An exact reproduction of the entries is needed. Keep all pictures out of it.

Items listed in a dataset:
╭──
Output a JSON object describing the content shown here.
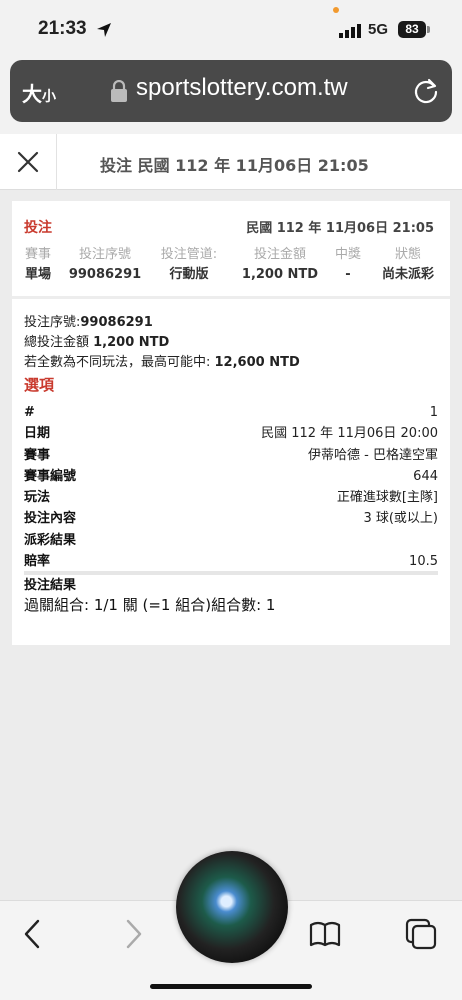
{
  "status_bar": {
    "time": "21:33",
    "network": "5G",
    "battery": "83"
  },
  "browser": {
    "text_size_label": "大",
    "text_size_small": "小",
    "url": "sportslottery.com.tw"
  },
  "page_header": {
    "title": "投注 民國 112 年 11月06日 21:05"
  },
  "card": {
    "label": "投注",
    "date": "民國 112 年 11月06日 21:05",
    "summary_headers": [
      "賽事",
      "投注序號",
      "投注管道:",
      "投注金額",
      "中獎",
      "狀態"
    ],
    "summary_values": [
      "單場",
      "99086291",
      "行動版",
      "1,200 NTD",
      "-",
      "尚未派彩"
    ],
    "serial_label": "投注序號:",
    "serial_value": "99086291",
    "total_label": "總投注金額 ",
    "total_value": "1,200 NTD",
    "max_label": "若全數為不同玩法，最高可能中: ",
    "max_value": "12,600 NTD",
    "options_title": "選項",
    "details": [
      {
        "key": "#",
        "value": "1"
      },
      {
        "key": "日期",
        "value": "民國 112 年 11月06日 20:00"
      },
      {
        "key": "賽事",
        "value": "伊蒂哈德 - 巴格達空軍"
      },
      {
        "key": "賽事編號",
        "value": "644"
      },
      {
        "key": "玩法",
        "value": "正確進球數[主隊]"
      },
      {
        "key": "投注內容",
        "value": "3 球(或以上)"
      },
      {
        "key": "派彩結果",
        "value": ""
      },
      {
        "key": "賠率",
        "value": "10.5"
      },
      {
        "key": "投注結果",
        "value": ""
      }
    ],
    "combo": "過關組合: 1/1 關 (=1 組合)組合數: 1"
  }
}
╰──
Answer to this task:
Output a JSON object describing the content shown here.
{
  "status_bar": {
    "time": "21:33",
    "network": "5G",
    "battery": "83"
  },
  "browser": {
    "text_size_label": "大",
    "text_size_small": "小",
    "url": "sportslottery.com.tw"
  },
  "page_header": {
    "title": "投注 民國 112 年 11月06日 21:05"
  },
  "card": {
    "label": "投注",
    "date": "民國 112 年 11月06日 21:05",
    "summary_headers": [
      "賽事",
      "投注序號",
      "投注管道:",
      "投注金額",
      "中獎",
      "狀態"
    ],
    "summary_values": [
      "單場",
      "99086291",
      "行動版",
      "1,200 NTD",
      "-",
      "尚未派彩"
    ],
    "serial_label": "投注序號:",
    "serial_value": "99086291",
    "total_label": "總投注金額 ",
    "total_value": "1,200 NTD",
    "max_label": "若全數為不同玩法，最高可能中: ",
    "max_value": "12,600 NTD",
    "options_title": "選項",
    "details": [
      {
        "key": "#",
        "value": "1"
      },
      {
        "key": "日期",
        "value": "民國 112 年 11月06日 20:00"
      },
      {
        "key": "賽事",
        "value": "伊蒂哈德 - 巴格達空軍"
      },
      {
        "key": "賽事編號",
        "value": "644"
      },
      {
        "key": "玩法",
        "value": "正確進球數[主隊]"
      },
      {
        "key": "投注內容",
        "value": "3 球(或以上)"
      },
      {
        "key": "派彩結果",
        "value": ""
      },
      {
        "key": "賠率",
        "value": "10.5"
      },
      {
        "key": "投注結果",
        "value": ""
      }
    ],
    "combo": "過關組合: 1/1 關 (=1 組合)組合數: 1"
  }
}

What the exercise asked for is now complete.